One underlying idea behind all this is that we have two conversion functions, one from URLs to file names, and another from (absolute) file names to URLs starting with "file:///". They work like this: http://a/b -> $S/http/a/b -> file:///home/edrx/snarf/http/a/b /tmp/c -> file:///tmp/c try: (ee-url-to-fname "http://a/b") (ee-fname-to-url "/tmp/c") (ee-url-to-local-url "http://a/b") Now execute the sexps below (with `M-2 M-e') to examine the code that calls to `code-brurl' and `code-brfile' generate and execute: (find-code-brurl 'foo-url :remote 'brshowu :local 'brshowul) (find-code-brfile 'foo-file :local 'brshowfl)

4. Naming conventions for brxxx-functions

By convention, each name for a brxxx-function is composed of a prefix, a stem, and a suffix. The prefix is always "br", the stem is a mnemonic for the base function, and the suffix is either "", "l", or "d", meaning: "" - use the URL without changes "l" - use the local copy "d" - dired variation (see below) Here are the stems for some of the brxxx-functions defined by eev: Base function receives stem ------------- -------- ---- find-psne-links URL "ep" browse-url-firefox URL "m" find-googlechrome URL "g" find-w3m URL "w" find-fline file name "f" find-audio file name "audio" find-video file name "video" find-xpdf-page file name "xpdf" find-evince-page file name "evince" find-xdvi-page file name "xdvi" find-djvu-page file name "djvu" find-pdf-text file name "pdftext" find-djvu-text file name "djvutext" In our example with `foo-url' and `foo-file' we had: Base function receives stem ------------- -------- ---- foo-url URL showu foo-file file name showf

5. Calling `code-brurl' and `code-brfile'

(code-brurl '<U-function> :remote 'br<stem> :local 'br<stem>l :dired 'br<stem>d) \---------------/ \---------------/ \----------------/ optional optional optional (code-brfile '<F-function> :local 'br<stem>l :dired 'br<stem>d) \---------------/ \----------------/ optional optional This, like many other parts of eev, is a hack with a very concise calling syntax - so we will see an example first, and then dissect it to understand precisely how it works. If you are curious about the inspirations behind it, here they are: (find-code-c-d-intro) (find-code-c-d-intro "find-code-c-d") (find-code-c-d-intro "Extra arguments") (find-enode "Browse-URL")
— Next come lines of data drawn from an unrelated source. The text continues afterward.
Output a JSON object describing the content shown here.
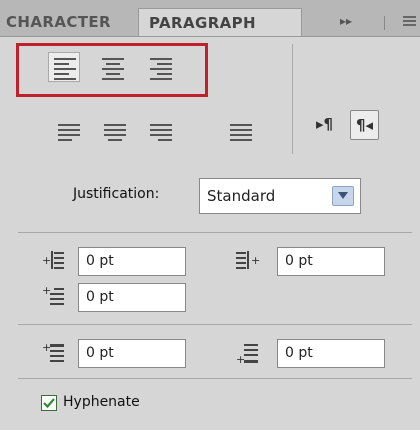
{
  "tabs": {
    "character": "CHARACTER",
    "paragraph": "PARAGRAPH",
    "expand": "▸▸"
  },
  "alignment": {
    "selected": "align-left"
  },
  "direction": {
    "ltr": "▸¶",
    "rtl": "¶◂",
    "active": "rtl"
  },
  "justification": {
    "label": "Justification:",
    "value": "Standard"
  },
  "indents": {
    "left": "0 pt",
    "right": "0 pt",
    "first_line": "0 pt"
  },
  "spacing": {
    "before": "0 pt",
    "after": "0 pt"
  },
  "hyphenate": {
    "label": "Hyphenate",
    "checked": true
  },
  "colors": {
    "highlight": "#c0202a",
    "panel_bg": "#d6d6d6",
    "tab_bar": "#b7b7b7"
  }
}
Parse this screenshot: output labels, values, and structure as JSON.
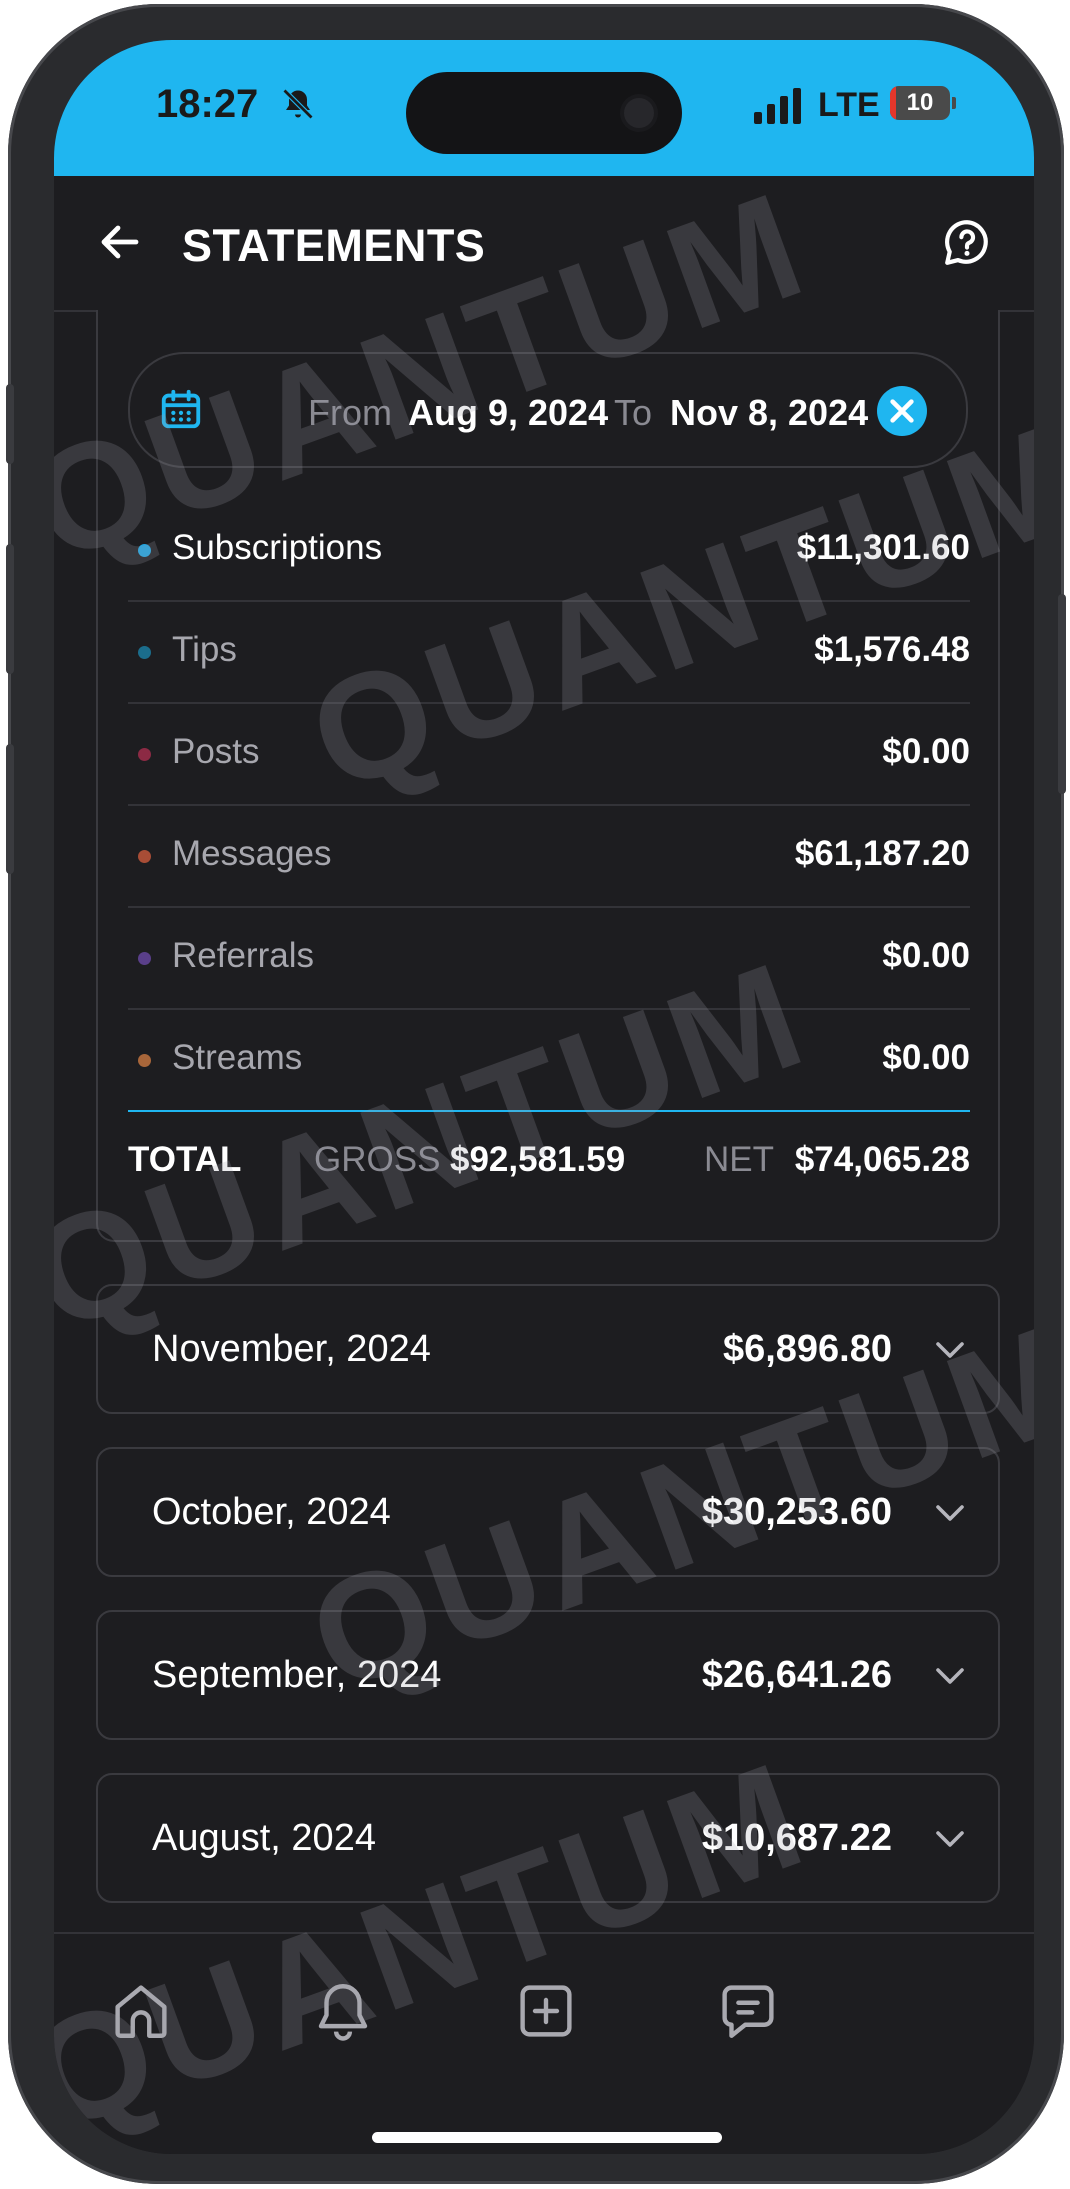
{
  "status_bar": {
    "time": "18:27",
    "network": "LTE",
    "battery": "10",
    "battery_level": 0.1,
    "background_color": "#1fb6f0",
    "icons": [
      "bell-off-icon",
      "signal-icon",
      "battery-icon"
    ]
  },
  "app_bar": {
    "title": "STATEMENTS",
    "icons": [
      "back-arrow-icon",
      "help-icon"
    ]
  },
  "date_range": {
    "from_label": "From",
    "from_value": "Aug 9, 2024",
    "to_label": "To",
    "to_value": "Nov 8, 2024",
    "icons": [
      "calendar-icon",
      "clear-icon"
    ]
  },
  "categories": [
    {
      "label": "Subscriptions",
      "value": "$11,301.60",
      "dot_color": "#1fa4e0"
    },
    {
      "label": "Tips",
      "value": "$1,576.48",
      "dot_color": "#1b6d8c"
    },
    {
      "label": "Posts",
      "value": "$0.00",
      "dot_color": "#8c2a44"
    },
    {
      "label": "Messages",
      "value": "$61,187.20",
      "dot_color": "#a84d36"
    },
    {
      "label": "Referrals",
      "value": "$0.00",
      "dot_color": "#5a3f8a"
    },
    {
      "label": "Streams",
      "value": "$0.00",
      "dot_color": "#a8663a"
    }
  ],
  "totals": {
    "label": "TOTAL",
    "gross_label": "GROSS",
    "gross_value": "$92,581.59",
    "net_label": "NET",
    "net_value": "$74,065.28"
  },
  "months": [
    {
      "name": "November, 2024",
      "amount": "$6,896.80"
    },
    {
      "name": "October, 2024",
      "amount": "$30,253.60"
    },
    {
      "name": "September, 2024",
      "amount": "$26,641.26"
    },
    {
      "name": "August, 2024",
      "amount": "$10,687.22"
    }
  ],
  "bottom_nav": {
    "icons": [
      "home-icon",
      "notifications-icon",
      "add-post-icon",
      "messages-icon"
    ]
  },
  "watermark": "QUANTUM",
  "colors": {
    "accent": "#1fb6f0",
    "background": "#1d1d20",
    "border": "#3a3a3f",
    "muted_text": "#8a8a92"
  }
}
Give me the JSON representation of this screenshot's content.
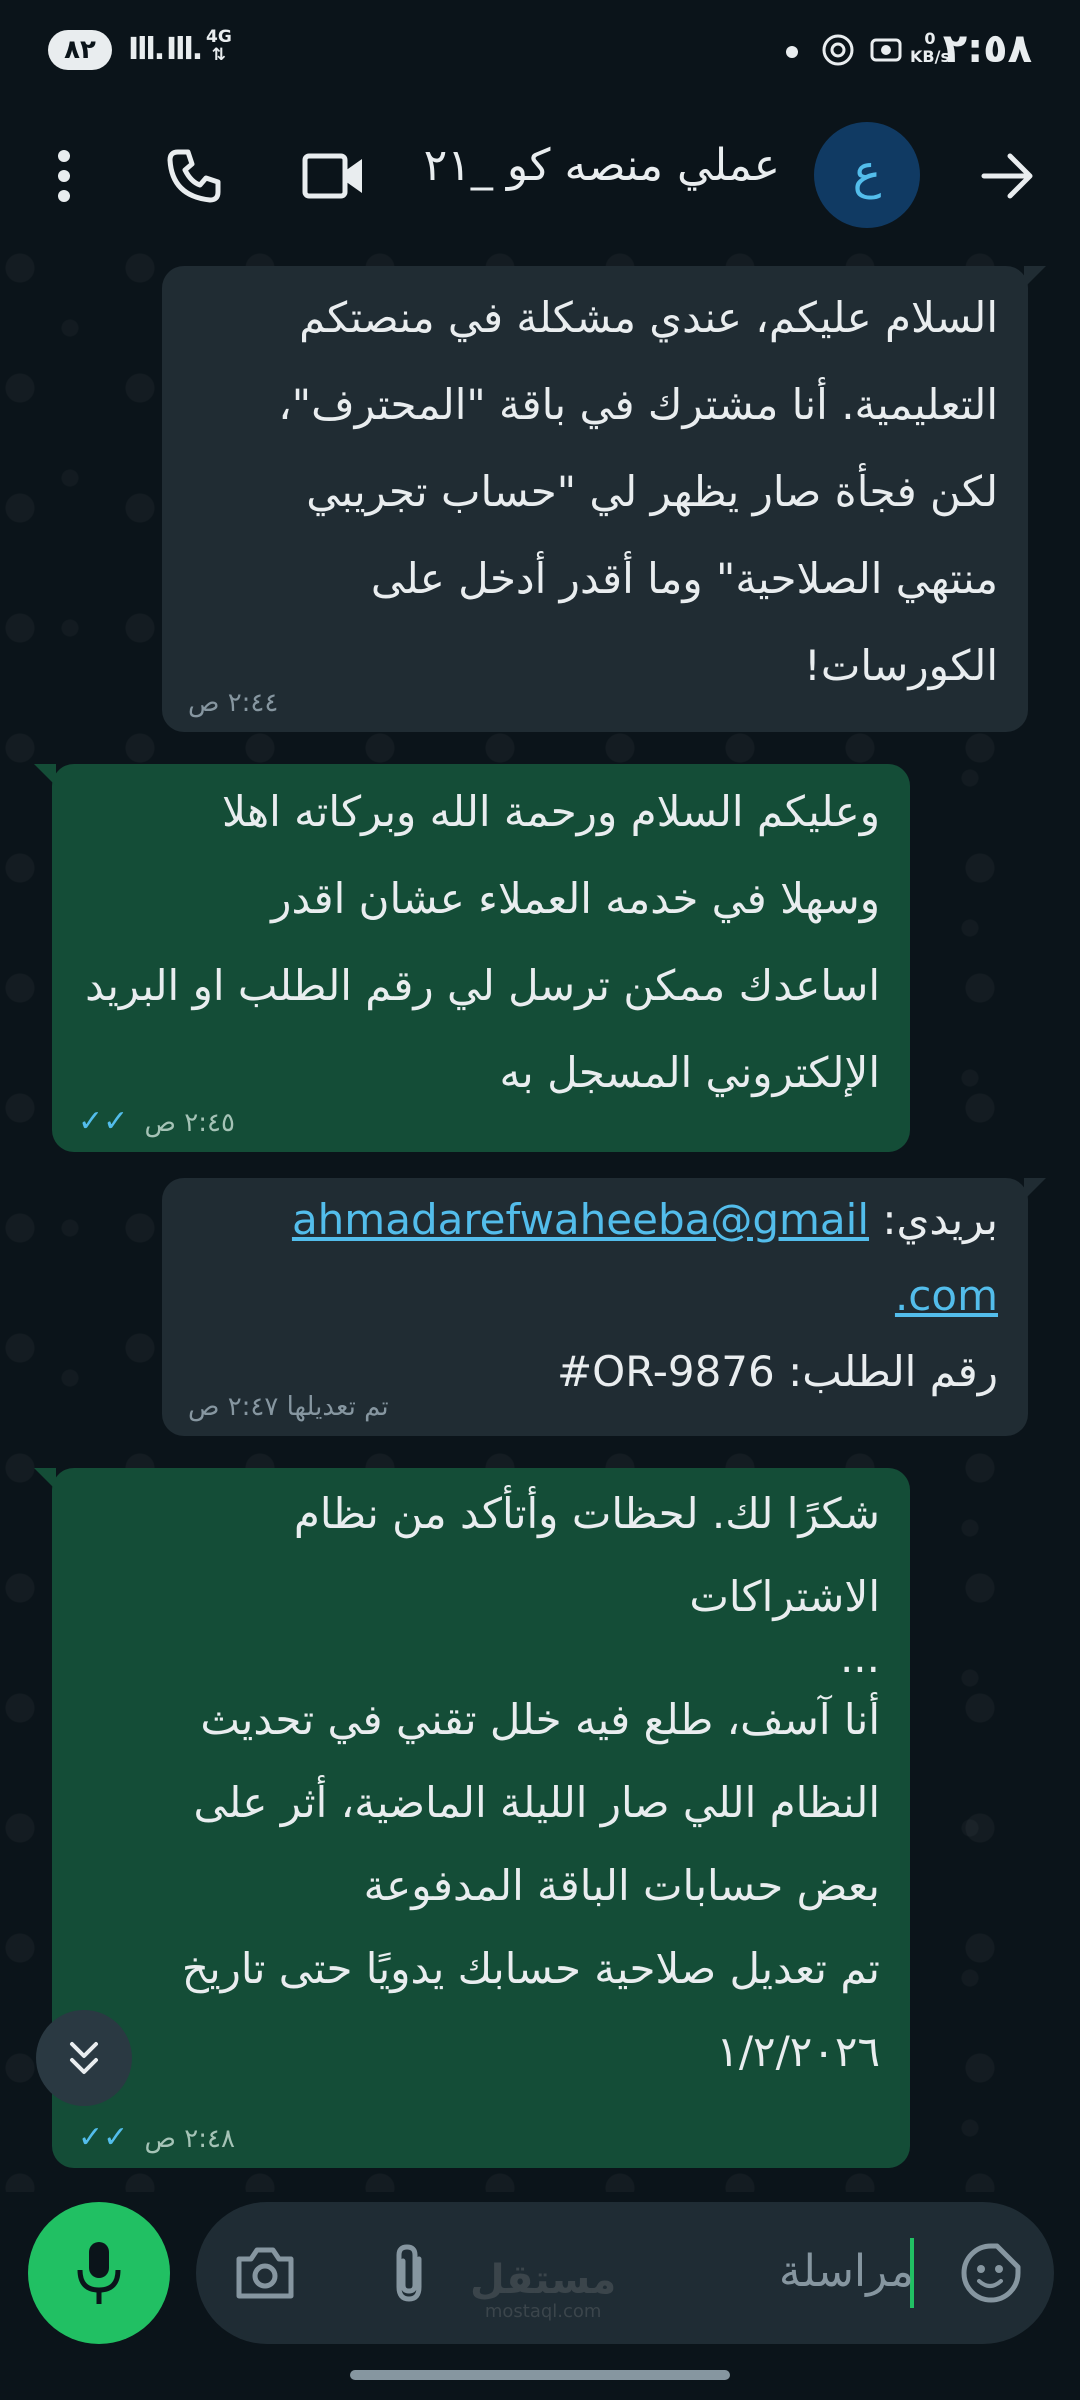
{
  "status_bar": {
    "time": "٢:٥٨",
    "battery": "٨٢",
    "network_type": "4G",
    "speed_value": "0",
    "speed_unit": "KB/s"
  },
  "header": {
    "avatar_letter": "ع",
    "title": "عملي منصه كو _٢١"
  },
  "messages": [
    {
      "direction": "incoming",
      "lines": [
        "السلام عليكم، عندي مشكلة في منصتكم",
        "التعليمية. أنا مشترك في باقة \"المحترف\"،",
        "لكن فجأة صار يظهر لي \"حساب تجريبي",
        "منتهي الصلاحية\" وما أقدر أدخل على",
        "الكورسات!"
      ],
      "time": "٢:٤٤ ص"
    },
    {
      "direction": "outgoing",
      "lines": [
        "وعليكم السلام ورحمة الله وبركاته اهلا",
        "وسهلا في خدمه العملاء  عشان اقدر",
        "اساعدك ممكن ترسل لي رقم الطلب او البريد",
        "الإلكتروني المسجل به"
      ],
      "time": "٢:٤٥ ص"
    },
    {
      "direction": "incoming",
      "email_label": "بريدي:",
      "email_part1": "ahmadarefwaheeba@gmail",
      "email_part2": ".com",
      "order_label": "رقم الطلب:",
      "order_number": "#OR-9876",
      "edited_label": "تم تعديلها",
      "time": "٢:٤٧ ص"
    },
    {
      "direction": "outgoing",
      "lines": [
        "شكرًا لك. لحظات وأتأكد من نظام",
        "الاشتراكات",
        "...",
        "أنا آسف، طلع فيه خلل تقني في تحديث",
        "النظام اللي صار الليلة الماضية، أثر على",
        "بعض حسابات الباقة المدفوعة",
        "تم تعديل صلاحية حسابك يدويًا حتى تاريخ",
        "١/٢/٢٠٢٦"
      ],
      "time": "٢:٤٨ ص"
    }
  ],
  "input_bar": {
    "placeholder": "مراسلة"
  },
  "watermark": {
    "arabic": "مستقل",
    "latin": "mostaql.com"
  },
  "colors": {
    "background": "#0b141a",
    "incoming_bubble": "#202c33",
    "outgoing_bubble": "#144d37",
    "accent_green": "#21c063",
    "link_blue": "#53bdeb"
  }
}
6. The dired variation

In dired mode each line corresponds to a file